Instead of, “then un-friend me now” she wrote, “Please don’t unfriend me now…[instead] let’s have a respectful, one on one conversation about it.”
That was not at all what I expected, and I instantly got misty-eyed, which made it very difficult to write a comment on the post and drive at the same time.
(That’s absolutely not what happened, at all. I had the cruise control on, so I was fine.)
Rochelle’s post gave me hope. I had been getting so discouraged by what we’ve all been seeing around the country. The division is real and can often seem like too great a chasm between two sides that couldn’t possibly be brought together, no matter how hard we might try.

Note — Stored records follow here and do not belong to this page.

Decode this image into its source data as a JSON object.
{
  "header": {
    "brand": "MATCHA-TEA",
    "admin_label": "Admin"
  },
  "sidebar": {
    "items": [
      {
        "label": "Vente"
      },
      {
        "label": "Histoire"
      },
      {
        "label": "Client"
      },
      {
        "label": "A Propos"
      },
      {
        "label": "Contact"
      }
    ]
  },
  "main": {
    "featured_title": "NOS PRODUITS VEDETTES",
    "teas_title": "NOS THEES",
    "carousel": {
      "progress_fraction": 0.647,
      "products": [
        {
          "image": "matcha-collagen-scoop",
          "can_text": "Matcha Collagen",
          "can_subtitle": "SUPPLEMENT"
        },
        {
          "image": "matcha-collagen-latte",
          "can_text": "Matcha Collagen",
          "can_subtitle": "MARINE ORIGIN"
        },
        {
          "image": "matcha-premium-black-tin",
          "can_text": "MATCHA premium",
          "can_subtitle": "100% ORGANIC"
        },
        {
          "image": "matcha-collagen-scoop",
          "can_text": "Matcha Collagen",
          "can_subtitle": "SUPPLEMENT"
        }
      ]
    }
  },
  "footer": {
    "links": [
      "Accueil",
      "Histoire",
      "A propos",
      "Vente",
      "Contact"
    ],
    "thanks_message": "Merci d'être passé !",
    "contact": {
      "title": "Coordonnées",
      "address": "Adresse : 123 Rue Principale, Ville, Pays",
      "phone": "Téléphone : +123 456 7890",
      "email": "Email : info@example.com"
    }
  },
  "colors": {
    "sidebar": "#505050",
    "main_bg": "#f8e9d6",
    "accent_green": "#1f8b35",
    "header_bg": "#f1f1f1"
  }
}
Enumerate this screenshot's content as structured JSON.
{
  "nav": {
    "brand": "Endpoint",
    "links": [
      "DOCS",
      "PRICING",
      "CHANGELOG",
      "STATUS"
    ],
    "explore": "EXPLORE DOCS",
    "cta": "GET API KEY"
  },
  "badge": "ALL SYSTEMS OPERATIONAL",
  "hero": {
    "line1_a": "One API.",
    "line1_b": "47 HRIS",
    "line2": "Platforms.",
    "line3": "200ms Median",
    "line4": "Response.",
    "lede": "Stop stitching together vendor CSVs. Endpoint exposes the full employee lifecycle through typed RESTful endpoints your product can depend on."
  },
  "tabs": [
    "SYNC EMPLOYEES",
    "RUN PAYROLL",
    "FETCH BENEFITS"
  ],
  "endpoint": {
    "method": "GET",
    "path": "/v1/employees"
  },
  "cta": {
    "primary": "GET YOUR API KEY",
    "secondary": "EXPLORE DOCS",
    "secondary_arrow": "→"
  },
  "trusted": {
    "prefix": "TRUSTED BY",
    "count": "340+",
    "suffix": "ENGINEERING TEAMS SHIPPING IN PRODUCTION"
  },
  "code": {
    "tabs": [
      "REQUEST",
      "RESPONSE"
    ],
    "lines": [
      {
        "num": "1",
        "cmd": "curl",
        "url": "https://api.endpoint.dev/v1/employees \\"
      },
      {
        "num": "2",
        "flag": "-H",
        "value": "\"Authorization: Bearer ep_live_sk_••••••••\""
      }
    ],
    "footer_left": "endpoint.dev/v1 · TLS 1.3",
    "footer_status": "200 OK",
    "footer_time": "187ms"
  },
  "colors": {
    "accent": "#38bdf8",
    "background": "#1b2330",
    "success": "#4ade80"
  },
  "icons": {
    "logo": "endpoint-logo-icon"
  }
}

Even though this division is real and cannot (must not) be denied, it is not the only way of the world. There is an undeniable force at play in the world right now, working desperately to show us that grace, forgiveness, acceptance, and love are the only answers to our fear and pain and sadness and feelings of lack.
I texted my friend Rochelle mere moments after I had had this encounter with her beautiful attitude and efforts toward seeking first to understand. Her heart came shining through in that post and cast a light of hope onto my heart which had been temporarily hidden in the shadow of doubt.
I told her she had been God to me in that moment, and I was grateful to know her. It takes courage to say no to fear and misunderstanding, and shine a light of hope to the world.
We are not *like* God’s face to the world, to the *other,* whoever they might be.
We ARE God’s face to the world.
You are the ONLY manifestation of God that will ever exist in the particular way that is you. God literally experiences the world uniquely through you and through me, and through your family and your friends and your acquaintances and your enemies.
All God wants is for your will and the will of God (Love) to be one. Well, the fact is, they already are one. God just wants us to continually rediscover that fact and to trust it, to hope in it.
When someone else can bring an awareness to you of the eternal, everlasting presence of the experiential reality that is God, they are actively performing the role of God to you. Literally.
The way God “shows” God’s-self to us is by having others do actions that move us toward grace and forgiveness and love instead of fear and selfishness and cancelation.
All the while, God is prompting us to pay attention to those moments as they are happening, and they are happening all the time, everywhere.
The story of “A Christmas Carol” is a reminder to me that the Holy Spirit is constantly moving. She is constantly doing the work of showing me that I am worth the trouble, that transformation is not only possible but is at the heart of God’s continuous work in the world.
You are worth every effort, dear friend! Please, know this!
Look around at others and see how they are God to you. Pay attention and use your imagination. You’ll see it.
It won’t take long before you witness an act of loving-kindness between strangers, experience a piece of art that shakes you up, or read a Facebook post from someone you hold dear you that leads you to suddenly realize you’ve been having an encounter with God all along – that your entire life is one perpetual encounter with God.
Scrooge’s nephew, Fred, referencing his love of Christmas, speaks about it this way:
“I have always thought of Christmastime, when it has come around, as a good time—a kind forgiving, charitable, pleasant time. The only time I know of in the long calendar of the year when men and women seem by one consent to open their shut-up hearts freely, and to think of people below them as if they really were fellow travelers to the grave and not another race of creatures bound on other journeys.”
My “Fellow Travelers,” your presence is valuable in so many ways you cannot even imagine. That nudge inside you to choose love instead of hate, to think of others before yourself, to offer grace to someone when you want to *cancel* them, is from the very heart God.
And God has chosen to wear God’s heart on your sleeve and mine.